The father–son team hopes to capture some giant waves crashing over the lighthouse on the end of the pier.
But they also need what they call magic lighting when that big wave does hit. That's what makes the detail, the contrast, the highlights, and the shadows just pop.
BRAD REED: Magic light is hard to describe, but one of the best ways to describe it is hyper definition. And if you took a TV from 1980 and you could compare it to a HD, flat screen today – that is kind of what we would see today. When we get to the beach, it'll probably be very flat and look like a 1980 TV, but if we get that storm light where it's raining and stormy, but then the sun comes out it will look instantaneously – with no tricks, no Photoshop – It will look like a modern day HD TV.
(sound of wind)
WANSCHURA: Y'all set?
BRAD REED: Ready to rock. WANSCHURA: All right.
BRAD REED: That looks cold.
WANSCHURA: It does, doesn't it?
TODD REED: Gotta love it. WANSCHURA: Now one of the things that is most striking about Todd and Brad is just the sheer size of the lenses that they use. While they're busy photographing the storm as it comes in from Lake Michigan, other people there end up taking photos of them and their cameras.
TODD REED: The sky is beginning to look a lot more like November. This is definitely still brewing, you know. It's really gonna get gnarly.
WANSCHURA: Once out on the beach, Todd sets up right at the edge of the water. He estimates the winds are gusting up to about 45 miles an hour
TODD REED: When the wind gets this strong, one of the things that we try to do is get as close to the water as we can without being in danger. The reason for that is if we can get to where the water's already wet, we don't tend to get sandblasted because that, that, that sand is wet. It's not blowing as much in the air.
(sound of camera shutter)
BRAD REED: Notice the wind just picked up five to 10 miles an hour, just all of a sudden. The waves are already showing that.
(sounds of camera shutter)
BRAD REED: That was the biggest one yet?
WANSCHURA: It takes a couple of hours for the lighting conditions to improve, and Brad is constantly wiping off the rain droplets from his lens, so he's always ready to go.
BRAD REED: Now look how much better the light is now than one minute ago.
WANSCHURA: So what changed?
BRAD REED: Just the clouds opened up and it just got a little brighter and the light is reflecting off the water and back up onto the side of that lighthouse, and then the tips of the waves, the white parts of the waves are starting to glow a little bit.
TODD REED: To me, it's good right now.
BRAD REED: It's getting really good right now.
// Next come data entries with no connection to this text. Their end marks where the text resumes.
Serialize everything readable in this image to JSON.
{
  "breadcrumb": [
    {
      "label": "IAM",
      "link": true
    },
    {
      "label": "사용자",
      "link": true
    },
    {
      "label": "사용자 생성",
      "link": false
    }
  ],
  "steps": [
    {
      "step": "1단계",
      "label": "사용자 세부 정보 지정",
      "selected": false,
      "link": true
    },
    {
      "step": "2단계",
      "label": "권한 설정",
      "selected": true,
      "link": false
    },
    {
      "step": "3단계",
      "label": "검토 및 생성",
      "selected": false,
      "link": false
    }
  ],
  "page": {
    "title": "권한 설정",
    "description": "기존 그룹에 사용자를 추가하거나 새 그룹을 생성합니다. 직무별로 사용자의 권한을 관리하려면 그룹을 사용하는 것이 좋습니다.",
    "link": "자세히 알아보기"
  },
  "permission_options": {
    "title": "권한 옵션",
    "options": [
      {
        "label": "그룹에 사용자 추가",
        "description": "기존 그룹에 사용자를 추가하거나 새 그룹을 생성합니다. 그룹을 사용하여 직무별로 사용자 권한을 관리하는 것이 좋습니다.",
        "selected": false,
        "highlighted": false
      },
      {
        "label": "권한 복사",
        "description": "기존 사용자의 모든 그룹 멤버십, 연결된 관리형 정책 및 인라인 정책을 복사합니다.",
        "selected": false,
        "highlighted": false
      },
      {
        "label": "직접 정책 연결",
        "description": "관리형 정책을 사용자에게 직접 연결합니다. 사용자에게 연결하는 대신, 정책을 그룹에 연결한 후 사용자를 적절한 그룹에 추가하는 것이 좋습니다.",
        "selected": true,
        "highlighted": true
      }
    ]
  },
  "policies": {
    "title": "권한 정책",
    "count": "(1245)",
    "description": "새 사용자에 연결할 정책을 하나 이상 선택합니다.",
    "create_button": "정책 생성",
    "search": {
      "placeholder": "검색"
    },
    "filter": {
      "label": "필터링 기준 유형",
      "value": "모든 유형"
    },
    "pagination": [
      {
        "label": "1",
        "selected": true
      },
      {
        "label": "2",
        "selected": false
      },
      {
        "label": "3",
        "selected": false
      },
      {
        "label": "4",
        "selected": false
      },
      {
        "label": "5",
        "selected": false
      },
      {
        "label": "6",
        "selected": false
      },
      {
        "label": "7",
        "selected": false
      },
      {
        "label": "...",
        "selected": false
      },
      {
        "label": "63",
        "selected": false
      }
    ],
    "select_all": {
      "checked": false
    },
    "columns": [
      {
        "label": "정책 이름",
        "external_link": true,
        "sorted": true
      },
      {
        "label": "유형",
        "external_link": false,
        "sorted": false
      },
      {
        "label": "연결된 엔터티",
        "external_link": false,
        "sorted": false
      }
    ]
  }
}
WANSCHURA: Then just like that, the magic light disappears behind cloud cover once again. It literally lasted just a matter of minutes.
BRAD REED: You can see how quickly it changes.
BRAD REED: It was really dynamic there for just a few seconds or, a minute and then it died. And it's still beautiful if you hadn't seen what we saw a few minutes ago. But comparatively, this is boring. But at least we got it – we got a big wave with it.
WANSCHURA: Todd and Brad pack up shortly after sunset and begin to make their way back to Ludington. All told they spent five hours out in gale-force winds with their cameras today.
TODD REED: What Brad and I really try to achieve when we're making our imagery is to create experiences. We try to make images that people can step right into, that they feel like they're there and that for us is the high ground of our photography.
WANSCHURA: Brad admits he's gonna be drained from this storm-shooting adrenaline rush today. But that's okay because with nearly 800 photos to sort through, he'll be sitting for a while.